Directions: Report back every line in the data that includes the string "number".

[[ Dataset records open ]]

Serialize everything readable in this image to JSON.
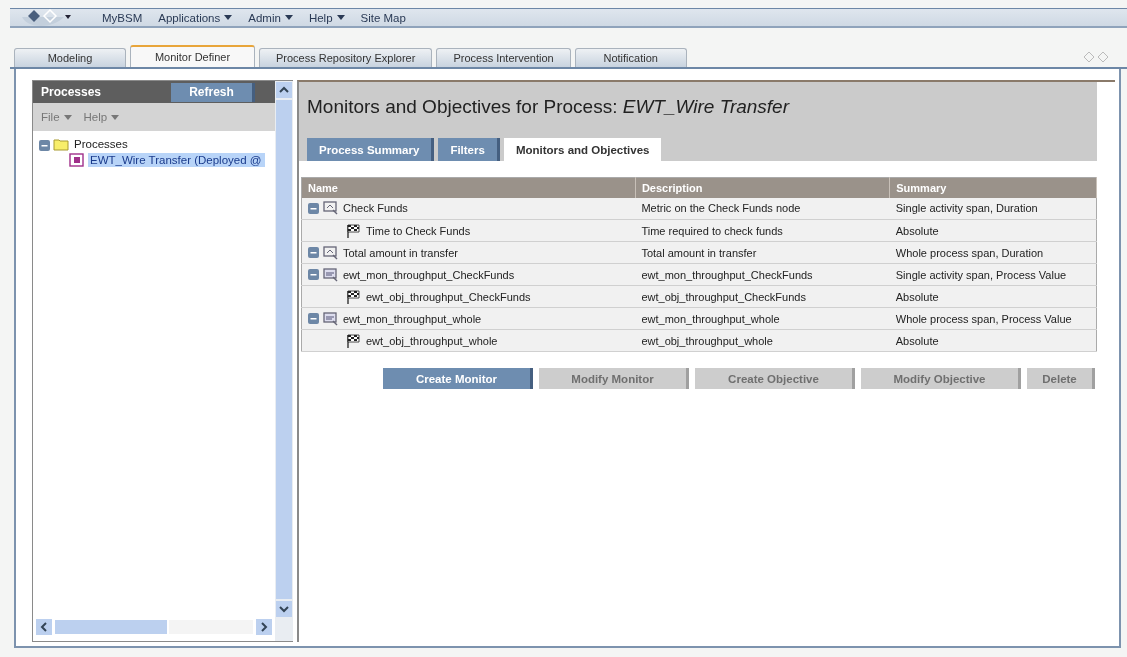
{
  "menu": [
    {
      "label": "MyBSM",
      "dropdown": false
    },
    {
      "label": "Applications",
      "dropdown": true
    },
    {
      "label": "Admin",
      "dropdown": true
    },
    {
      "label": "Help",
      "dropdown": true
    },
    {
      "label": "Site Map",
      "dropdown": false
    }
  ],
  "tabs": [
    {
      "label": "Modeling",
      "selected": false
    },
    {
      "label": "Monitor Definer",
      "selected": true
    },
    {
      "label": "Process Repository Explorer",
      "selected": false
    },
    {
      "label": "Process Intervention",
      "selected": false
    },
    {
      "label": "Notification",
      "selected": false
    }
  ],
  "sidebar": {
    "title": "Processes",
    "refresh": "Refresh",
    "menus": [
      "File",
      "Help"
    ],
    "tree": [
      {
        "label": "Processes",
        "expanded": true,
        "selected": false,
        "children": [
          {
            "label": "EWT_Wire Transfer (Deployed @",
            "selected": true
          }
        ]
      }
    ]
  },
  "main": {
    "title": "Monitors and Objectives for Process: *EWT_Wire Transfer*",
    "subtabs": [
      {
        "label": "Process Summary",
        "selected": false
      },
      {
        "label": "Filters",
        "selected": false
      },
      {
        "label": "Monitors and Objectives",
        "selected": true
      }
    ],
    "table": {
      "columns": [
        "Name",
        "Description",
        "Summary"
      ],
      "rows": [
        {
          "kind": "monitor",
          "expanded": true,
          "name": "Check Funds",
          "description": "Metric on the Check Funds node",
          "summary": "Single activity span, Duration"
        },
        {
          "kind": "objective",
          "name": "Time to Check Funds",
          "description": "Time required to check funds",
          "summary": "Absolute"
        },
        {
          "kind": "monitor",
          "expanded": true,
          "name": "Total amount in transfer",
          "description": "Total amount in transfer",
          "summary": "Whole process span, Duration"
        },
        {
          "kind": "value-monitor",
          "expanded": true,
          "name": "ewt_mon_throughput_CheckFunds",
          "description": "ewt_mon_throughput_CheckFunds",
          "summary": "Single activity span, Process Value"
        },
        {
          "kind": "objective",
          "name": "ewt_obj_throughput_CheckFunds",
          "description": "ewt_obj_throughput_CheckFunds",
          "summary": "Absolute"
        },
        {
          "kind": "value-monitor",
          "expanded": true,
          "name": "ewt_mon_throughput_whole",
          "description": "ewt_mon_throughput_whole",
          "summary": "Whole process span, Process Value"
        },
        {
          "kind": "objective",
          "name": "ewt_obj_throughput_whole",
          "description": "ewt_obj_throughput_whole",
          "summary": "Absolute"
        }
      ]
    },
    "buttons": [
      {
        "label": "Create Monitor",
        "disabled": false
      },
      {
        "label": "Modify Monitor",
        "disabled": true
      },
      {
        "label": "Create Objective",
        "disabled": true
      },
      {
        "label": "Modify Objective",
        "disabled": true
      },
      {
        "label": "Delete",
        "disabled": true
      }
    ]
  }
}
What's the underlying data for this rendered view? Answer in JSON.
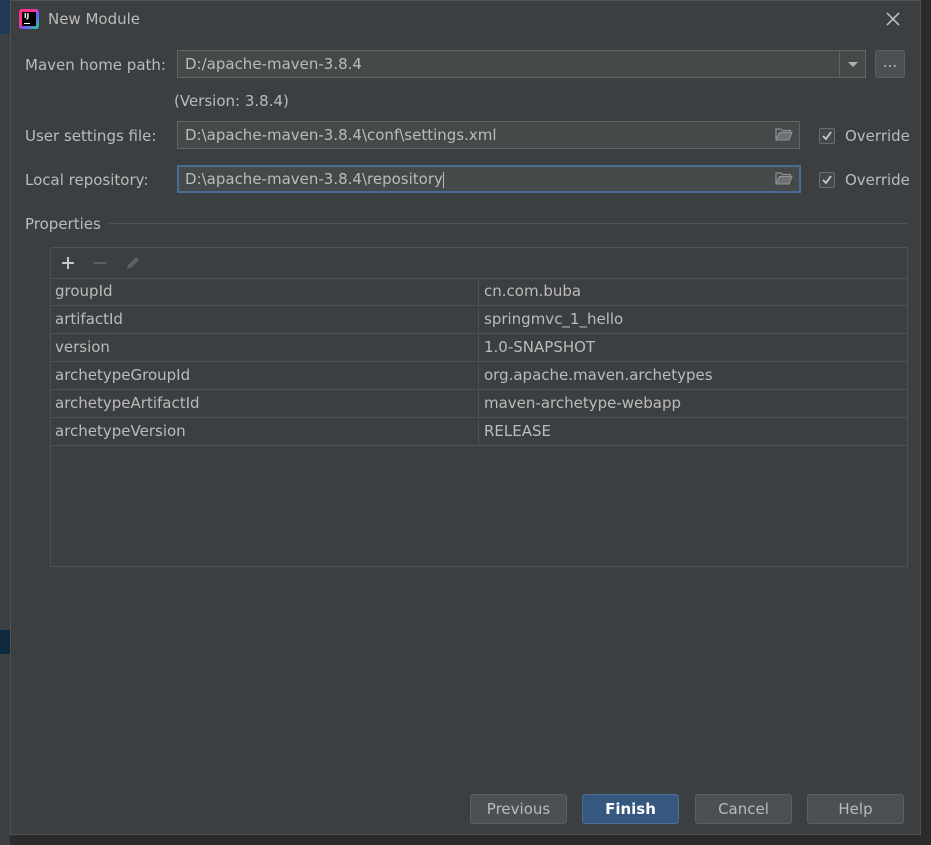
{
  "window": {
    "title": "New Module"
  },
  "maven": {
    "home_label": "Maven home path:",
    "home_value": "D:/apache-maven-3.8.4",
    "browse_label": "...",
    "version_text": "(Version: 3.8.4)",
    "settings_label": "User settings file:",
    "settings_value": "D:\\apache-maven-3.8.4\\conf\\settings.xml",
    "settings_override": "Override",
    "repo_label": "Local repository:",
    "repo_value": "D:\\apache-maven-3.8.4\\repository",
    "repo_override": "Override"
  },
  "properties": {
    "title": "Properties",
    "rows": [
      {
        "key": "groupId",
        "value": "cn.com.buba"
      },
      {
        "key": "artifactId",
        "value": "springmvc_1_hello"
      },
      {
        "key": "version",
        "value": "1.0-SNAPSHOT"
      },
      {
        "key": "archetypeGroupId",
        "value": "org.apache.maven.archetypes"
      },
      {
        "key": "archetypeArtifactId",
        "value": "maven-archetype-webapp"
      },
      {
        "key": "archetypeVersion",
        "value": "RELEASE"
      }
    ]
  },
  "buttons": {
    "previous": "Previous",
    "finish": "Finish",
    "cancel": "Cancel",
    "help": "Help"
  },
  "colors": {
    "dialog_bg": "#3c3f41",
    "field_bg": "#45494a",
    "focus_border": "#466d94",
    "primary_button": "#365880"
  }
}
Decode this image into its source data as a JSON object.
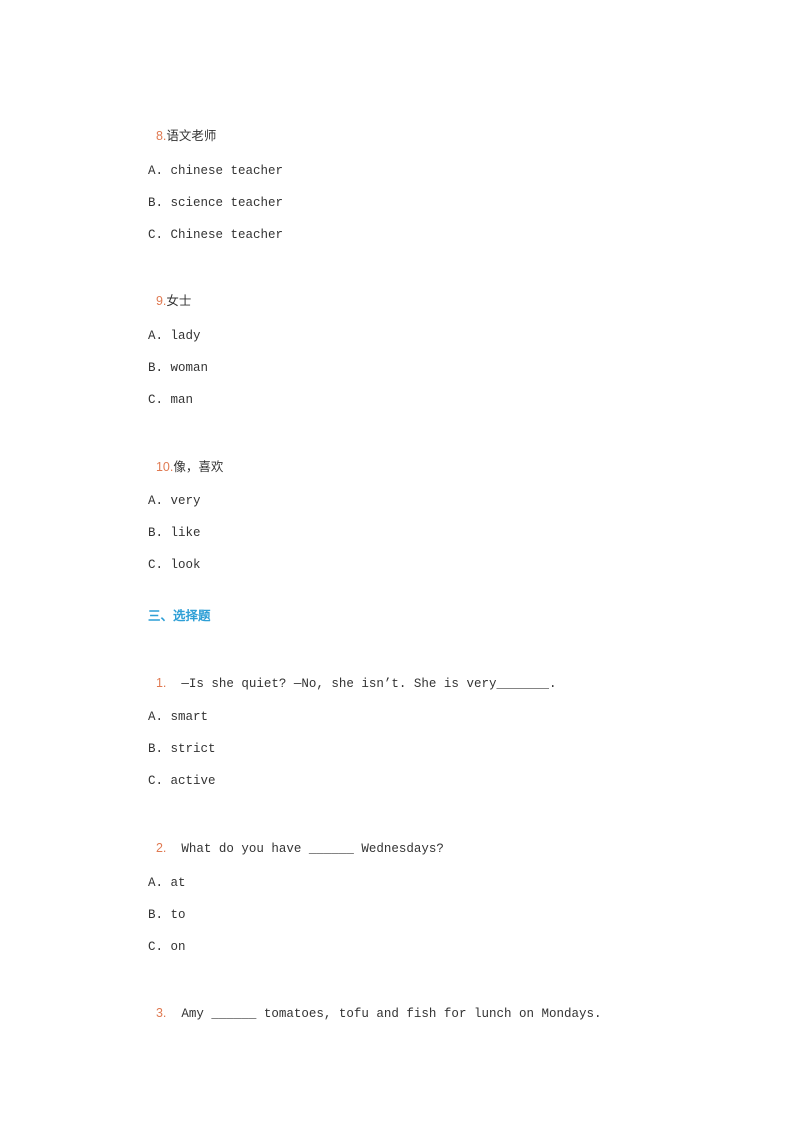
{
  "items": [
    {
      "number": "8.",
      "prompt": "语文老师",
      "options": [
        "A. chinese teacher",
        "B. science teacher",
        "C. Chinese teacher"
      ]
    },
    {
      "number": "9.",
      "prompt": "女士",
      "options": [
        "A. lady",
        "B. woman",
        "C. man"
      ]
    },
    {
      "number": "10.",
      "prompt": "像，喜欢",
      "options": [
        "A. very",
        "B. like",
        "C. look"
      ]
    }
  ],
  "section": {
    "title": "三、选择题"
  },
  "questions": [
    {
      "number": "1.",
      "text": "  —Is she quiet? —No, she isn’t. She is very_______.",
      "options": [
        "A. smart",
        "B. strict",
        "C. active"
      ]
    },
    {
      "number": "2.",
      "text": "  What do you have ______ Wednesdays?",
      "options": [
        "A. at",
        "B. to",
        "C. on"
      ]
    },
    {
      "number": "3.",
      "text": "  Amy ______ tomatoes, tofu and fish for lunch on Mondays."
    }
  ],
  "colors": {
    "number": "#e07a52",
    "section": "#2e9fd6",
    "text": "#333333"
  }
}
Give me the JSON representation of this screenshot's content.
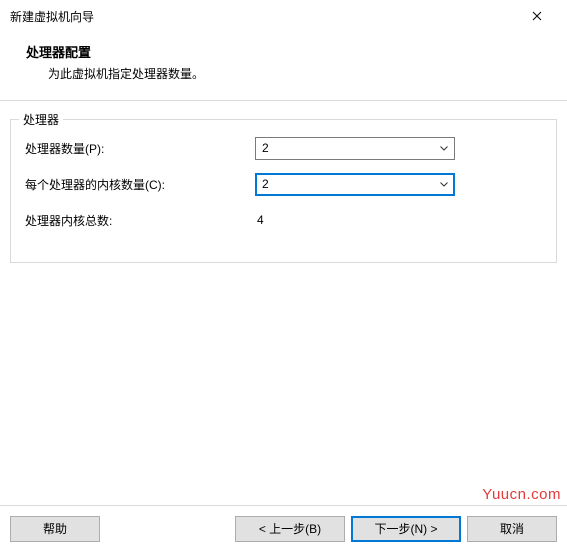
{
  "window": {
    "title": "新建虚拟机向导"
  },
  "header": {
    "title": "处理器配置",
    "subtitle": "为此虚拟机指定处理器数量。"
  },
  "group": {
    "legend": "处理器",
    "rows": {
      "proc_count": {
        "label": "处理器数量(P):",
        "value": "2"
      },
      "cores_per": {
        "label": "每个处理器的内核数量(C):",
        "value": "2"
      },
      "total": {
        "label": "处理器内核总数:",
        "value": "4"
      }
    }
  },
  "buttons": {
    "help": "帮助",
    "back": "< 上一步(B)",
    "next": "下一步(N) >",
    "cancel": "取消"
  },
  "watermark": "Yuucn.com"
}
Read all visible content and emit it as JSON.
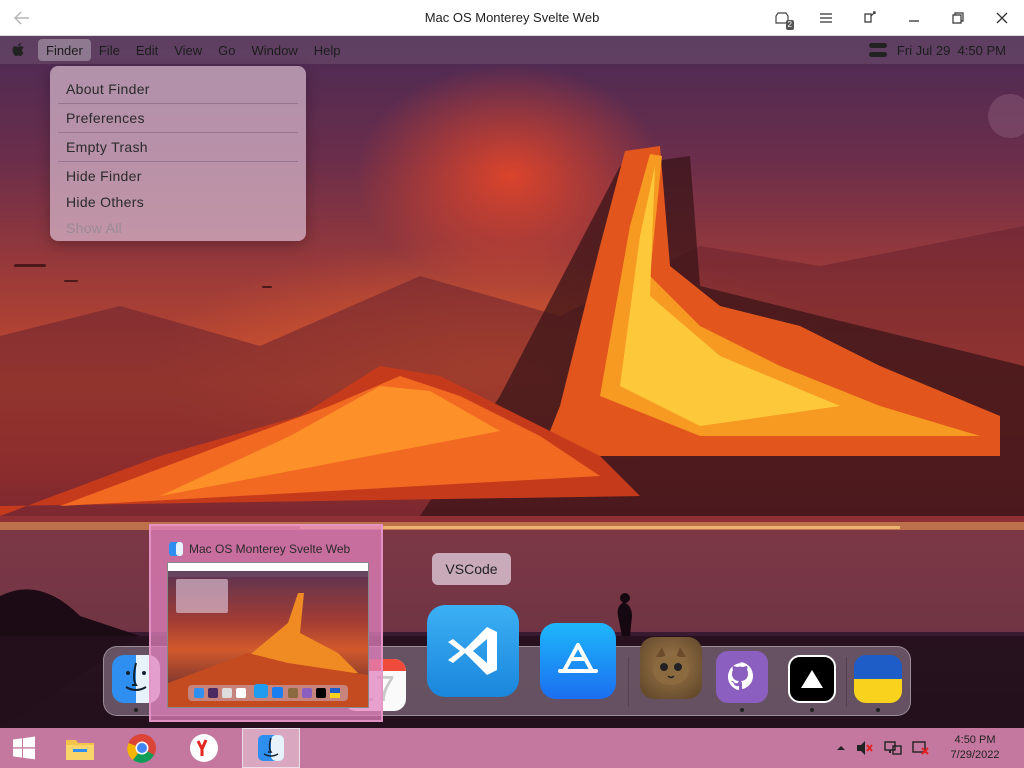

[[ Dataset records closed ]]

Response:
      "number": "8.",
      "number": "9.",
      "number": "10.",
      "number": "1.",
      "number": "2.",
      "number": "3.",
    "number": "#e07a52",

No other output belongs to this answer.